Danielle Cable, spent 12 days with a team of Spanish and British detectives pretending to be tourists in resorts on the Andalucian coast .
Mr Noye was arrested on Friday in connection with the "road rage" stabbing of Stephen Cameron on the M25 near Swanley, Kent, in 1996. Ms Cable, then 19, was with her fiancee when the incident happened.
Mr Noye was caught after a month- long surveillance operation by British and Spanish police. He was arrested after being spotted dining with a woman at a remote pizza restaurant, Il Forno, in the mountain village of La Muela near Cadiz.
In a highly unusual move, Ms Cable had been flown to Spain to help carry out surveillance on Mr Noye.

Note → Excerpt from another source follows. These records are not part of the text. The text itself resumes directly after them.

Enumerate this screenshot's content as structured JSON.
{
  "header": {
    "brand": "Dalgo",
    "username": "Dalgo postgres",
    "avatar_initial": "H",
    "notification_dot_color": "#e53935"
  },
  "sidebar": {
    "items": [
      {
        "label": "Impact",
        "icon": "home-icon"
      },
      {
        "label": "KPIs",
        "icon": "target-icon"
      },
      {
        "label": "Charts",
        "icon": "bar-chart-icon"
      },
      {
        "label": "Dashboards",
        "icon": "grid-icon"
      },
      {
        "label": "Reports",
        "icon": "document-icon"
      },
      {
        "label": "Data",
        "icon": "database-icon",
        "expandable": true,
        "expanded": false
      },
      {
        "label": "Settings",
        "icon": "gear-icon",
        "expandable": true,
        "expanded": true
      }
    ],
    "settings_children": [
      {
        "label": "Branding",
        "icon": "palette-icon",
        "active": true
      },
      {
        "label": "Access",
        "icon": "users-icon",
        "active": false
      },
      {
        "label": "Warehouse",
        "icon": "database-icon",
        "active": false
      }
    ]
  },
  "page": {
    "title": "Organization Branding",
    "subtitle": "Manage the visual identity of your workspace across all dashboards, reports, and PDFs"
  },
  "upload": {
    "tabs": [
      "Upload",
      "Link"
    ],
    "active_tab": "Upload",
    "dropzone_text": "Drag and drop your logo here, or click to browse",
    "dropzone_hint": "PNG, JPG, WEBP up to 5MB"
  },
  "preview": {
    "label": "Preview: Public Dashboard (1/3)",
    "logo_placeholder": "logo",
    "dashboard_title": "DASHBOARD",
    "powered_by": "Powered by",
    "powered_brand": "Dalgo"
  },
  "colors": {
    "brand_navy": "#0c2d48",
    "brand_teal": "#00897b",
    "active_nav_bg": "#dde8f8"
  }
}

The officers spent a fortnight tracking Mr Noye as he went about his business as a jobbing builder. They even watched him help a girlfriend unload furniture and move into a tiny beach-side cottage in Canos de Meca, another of his favourite vocations in his southern Spanish hideaway.
Once detectives were convinced he was their man, they flew Ms Cable to Spain. She spent 12 days with the joint team of Spanish and British police officers posing as tourists at the resorts of Barbate and Zahara de Los Atunes.
Spanish workmen employed by Mr Noye in his burgeoning construction business were stunned to hear of his real identity. Yesterday, they turned up at the villa at Atlanterra where Mr Noye had been living and which he was refurbishing.
It emerged yesterday that he was using a British passport in the name of Alan Edward Green which was issued on 3 December 1996 with a date of birth of 27 January 1956.
An optician stated that he had been treating Mr Noye for long-sightedness for the past two years while he had been staying locally - which contradicts various alleged sightings of him from Northern Cyprus to Russia.
Lawyers acting for the Crown Prosecution Service, as well as diplomats, were doing their utmost to clear the paperwork necessary for Mr Noye's extradition, said Patrick Owens, a spokesman for the British embassy in Madrid. The British Government has 40 days to begin extradition proceedings.
Mr Owens said: "We hope this stage will be cleared rapidly. Everything that has happened so far suggests that there will be no delays and that this matter is being taken very seriously by both British and Spanish officials. Once the final signatures from the Spanish cabinet are received on the extradition papers, Kenneth Noye will be rapidly sent back to Britain."
But local lawyers said extradition could take at least 10 months.
Unless Mr Noye agrees to go back to the United Kingdom, it will take at least six months before the case is heard in Madrid at the Audencia Nacional - the central criminal court. If extradition is granted, Mr Noye can appeal to Spain's Supreme Court, which could take another three months.
He is currently being held at the maximum security prison in Puerto de Santa Maria, near the provincial capital of Cadiz, where he will be visited today by Carlos Formby, British Consul in Seville.
Mr Noye disappeared from his home in Sevenoaks, Kent, after the stabbing and detectives had no idea of his whereabouts until a tip-off by a British holiday-maker a month ago.
Mr Noye had spent his time in Spain buying and renovating villas, which he sold for profit.